Coming from the legacy Symbol business, I've seen the acquisition from the inside [John was previously a vice president and managing director of Symbol before it was acquired]. The benefits to our sales team and our partners have been solid.

Firstly, we've benefited from the brand, as the name Motorola has led to many new conversations with prospective clients. Secondly, we've benefited from a complementary product portfolio. In our wireless business, for example, we are the only company that can offer a total wireless solution to our customers from the office to the campus, to the city and countrywide. Thirdly, we've benefited from a wider community of expertise and knowledge, integrating our legal, finance, marketing and HR functions, for example allows the legacy Symbol team to grow whilst at the same time giving us access to a pool of senior talent that we couldn't have attained as a standalone company. Naturally, such consolidation has provided some cost savings.

Maggie Holland

Maggie has been a journalist since 1999, starting her career as an editorial assistant on then-weekly magazine Computing, before working her way up to senior reporter level. In 2006, just weeks before ITPro was launched, Maggie joined Dennis Publishing as a reporter. Having worked her way up to editor of ITPro, she was appointed group editor of CloudPro and ITPro in April 2012. She became the editorial director and took responsibility for ChannelPro, in 2016.

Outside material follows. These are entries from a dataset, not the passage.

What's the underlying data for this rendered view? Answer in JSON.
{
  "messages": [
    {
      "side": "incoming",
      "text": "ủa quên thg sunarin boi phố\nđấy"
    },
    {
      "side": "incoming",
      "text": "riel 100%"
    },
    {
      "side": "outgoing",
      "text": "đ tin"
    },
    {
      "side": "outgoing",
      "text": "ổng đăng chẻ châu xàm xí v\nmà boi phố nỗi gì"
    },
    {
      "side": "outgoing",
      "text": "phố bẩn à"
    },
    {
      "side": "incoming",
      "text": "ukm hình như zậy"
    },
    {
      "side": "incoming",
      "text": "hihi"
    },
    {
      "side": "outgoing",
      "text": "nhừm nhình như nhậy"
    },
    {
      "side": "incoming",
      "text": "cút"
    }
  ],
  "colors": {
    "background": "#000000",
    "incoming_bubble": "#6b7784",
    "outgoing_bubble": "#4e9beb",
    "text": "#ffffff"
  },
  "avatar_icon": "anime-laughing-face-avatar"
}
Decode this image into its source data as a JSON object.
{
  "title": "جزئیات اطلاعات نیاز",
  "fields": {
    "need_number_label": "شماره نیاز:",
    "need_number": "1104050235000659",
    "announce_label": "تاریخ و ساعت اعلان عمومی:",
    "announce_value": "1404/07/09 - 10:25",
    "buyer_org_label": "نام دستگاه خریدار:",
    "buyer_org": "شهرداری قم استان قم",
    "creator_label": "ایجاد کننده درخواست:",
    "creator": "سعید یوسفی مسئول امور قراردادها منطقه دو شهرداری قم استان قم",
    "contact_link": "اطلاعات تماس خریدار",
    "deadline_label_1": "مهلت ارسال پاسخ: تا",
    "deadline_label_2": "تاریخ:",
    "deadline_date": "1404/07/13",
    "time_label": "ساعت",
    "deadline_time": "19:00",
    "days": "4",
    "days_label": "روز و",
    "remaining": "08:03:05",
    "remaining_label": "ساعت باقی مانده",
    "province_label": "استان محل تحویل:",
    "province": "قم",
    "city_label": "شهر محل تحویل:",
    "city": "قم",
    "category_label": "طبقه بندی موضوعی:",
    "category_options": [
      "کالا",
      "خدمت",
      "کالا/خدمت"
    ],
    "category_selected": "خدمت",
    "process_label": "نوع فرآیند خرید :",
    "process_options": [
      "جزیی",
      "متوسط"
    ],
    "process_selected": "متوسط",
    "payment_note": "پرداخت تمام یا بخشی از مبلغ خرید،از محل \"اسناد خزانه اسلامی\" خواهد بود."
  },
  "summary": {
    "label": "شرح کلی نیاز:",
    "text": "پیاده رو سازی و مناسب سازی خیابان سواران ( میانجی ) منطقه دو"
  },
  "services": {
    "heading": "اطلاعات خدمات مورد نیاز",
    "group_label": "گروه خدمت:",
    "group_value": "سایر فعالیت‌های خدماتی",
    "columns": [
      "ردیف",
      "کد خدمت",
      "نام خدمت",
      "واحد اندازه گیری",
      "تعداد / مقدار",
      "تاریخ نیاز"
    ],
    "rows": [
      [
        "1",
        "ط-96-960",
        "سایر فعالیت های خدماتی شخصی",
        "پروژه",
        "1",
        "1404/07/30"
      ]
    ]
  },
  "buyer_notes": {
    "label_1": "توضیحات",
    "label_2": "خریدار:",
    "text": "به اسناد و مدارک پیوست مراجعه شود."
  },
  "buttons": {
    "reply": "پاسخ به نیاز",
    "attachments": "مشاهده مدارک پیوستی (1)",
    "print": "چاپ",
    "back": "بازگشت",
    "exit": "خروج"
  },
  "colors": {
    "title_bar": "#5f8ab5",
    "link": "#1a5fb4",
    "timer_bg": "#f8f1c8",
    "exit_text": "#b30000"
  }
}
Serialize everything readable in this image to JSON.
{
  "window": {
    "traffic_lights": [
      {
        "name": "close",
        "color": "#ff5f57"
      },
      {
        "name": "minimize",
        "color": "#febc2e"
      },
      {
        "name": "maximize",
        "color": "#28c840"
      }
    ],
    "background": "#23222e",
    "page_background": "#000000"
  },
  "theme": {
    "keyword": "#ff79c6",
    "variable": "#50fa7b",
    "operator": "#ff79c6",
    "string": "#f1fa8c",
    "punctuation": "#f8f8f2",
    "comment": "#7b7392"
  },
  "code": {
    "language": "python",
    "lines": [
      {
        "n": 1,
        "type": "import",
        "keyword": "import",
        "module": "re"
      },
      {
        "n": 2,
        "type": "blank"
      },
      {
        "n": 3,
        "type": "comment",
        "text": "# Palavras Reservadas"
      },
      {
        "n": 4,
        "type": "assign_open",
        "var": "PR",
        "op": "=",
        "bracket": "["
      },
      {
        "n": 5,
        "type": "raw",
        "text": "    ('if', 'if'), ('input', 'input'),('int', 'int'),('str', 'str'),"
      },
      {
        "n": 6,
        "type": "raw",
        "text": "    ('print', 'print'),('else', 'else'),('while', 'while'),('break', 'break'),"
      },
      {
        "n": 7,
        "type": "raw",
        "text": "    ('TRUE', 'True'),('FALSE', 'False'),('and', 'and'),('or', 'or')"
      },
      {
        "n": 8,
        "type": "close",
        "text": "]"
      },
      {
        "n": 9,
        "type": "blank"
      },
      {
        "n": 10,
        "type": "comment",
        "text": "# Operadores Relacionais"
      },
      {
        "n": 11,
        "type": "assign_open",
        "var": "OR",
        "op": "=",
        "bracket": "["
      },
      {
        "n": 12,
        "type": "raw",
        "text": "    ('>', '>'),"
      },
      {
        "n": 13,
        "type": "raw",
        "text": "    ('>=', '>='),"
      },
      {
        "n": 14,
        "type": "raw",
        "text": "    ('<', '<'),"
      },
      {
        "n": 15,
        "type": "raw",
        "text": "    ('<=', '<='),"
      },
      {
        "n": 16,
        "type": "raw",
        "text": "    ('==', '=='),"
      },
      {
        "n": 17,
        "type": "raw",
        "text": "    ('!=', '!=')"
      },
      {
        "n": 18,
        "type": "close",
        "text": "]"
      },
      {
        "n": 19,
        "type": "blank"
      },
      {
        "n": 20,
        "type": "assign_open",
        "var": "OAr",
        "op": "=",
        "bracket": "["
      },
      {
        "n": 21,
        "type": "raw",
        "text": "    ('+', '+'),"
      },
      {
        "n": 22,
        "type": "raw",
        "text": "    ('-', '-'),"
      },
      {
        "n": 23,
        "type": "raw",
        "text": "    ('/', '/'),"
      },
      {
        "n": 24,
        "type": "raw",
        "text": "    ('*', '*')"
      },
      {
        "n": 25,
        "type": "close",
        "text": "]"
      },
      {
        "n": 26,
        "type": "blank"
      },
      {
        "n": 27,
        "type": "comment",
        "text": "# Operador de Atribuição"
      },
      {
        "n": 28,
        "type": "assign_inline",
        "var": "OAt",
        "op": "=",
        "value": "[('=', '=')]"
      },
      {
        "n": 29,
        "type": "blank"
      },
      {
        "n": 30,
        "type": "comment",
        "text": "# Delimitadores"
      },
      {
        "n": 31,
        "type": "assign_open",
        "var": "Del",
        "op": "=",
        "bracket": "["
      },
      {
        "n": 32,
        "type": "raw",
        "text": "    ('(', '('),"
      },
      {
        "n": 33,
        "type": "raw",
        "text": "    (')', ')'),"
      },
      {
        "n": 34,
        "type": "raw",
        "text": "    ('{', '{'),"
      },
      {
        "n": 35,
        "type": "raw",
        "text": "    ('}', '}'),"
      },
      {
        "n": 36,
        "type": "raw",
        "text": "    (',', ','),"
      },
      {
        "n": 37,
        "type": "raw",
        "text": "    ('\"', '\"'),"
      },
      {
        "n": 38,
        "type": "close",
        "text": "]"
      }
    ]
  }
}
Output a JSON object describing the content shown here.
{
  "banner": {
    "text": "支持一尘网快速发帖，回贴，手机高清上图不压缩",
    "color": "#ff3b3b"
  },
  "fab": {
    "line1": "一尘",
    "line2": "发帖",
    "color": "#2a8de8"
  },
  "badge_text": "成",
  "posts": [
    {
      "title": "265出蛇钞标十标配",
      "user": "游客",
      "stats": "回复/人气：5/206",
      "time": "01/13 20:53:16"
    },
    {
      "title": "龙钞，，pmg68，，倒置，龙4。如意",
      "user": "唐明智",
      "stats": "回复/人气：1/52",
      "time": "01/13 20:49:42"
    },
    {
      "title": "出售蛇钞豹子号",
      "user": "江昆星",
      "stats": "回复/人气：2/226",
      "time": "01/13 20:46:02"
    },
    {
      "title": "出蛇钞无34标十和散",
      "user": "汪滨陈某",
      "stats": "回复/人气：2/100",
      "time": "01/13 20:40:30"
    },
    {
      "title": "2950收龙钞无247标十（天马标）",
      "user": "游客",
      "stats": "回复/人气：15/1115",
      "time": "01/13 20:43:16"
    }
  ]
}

Her areas of particular interest, aside from cloud, include management and C-level issues, the business value of technology, green and environmental issues and careers to name but a few.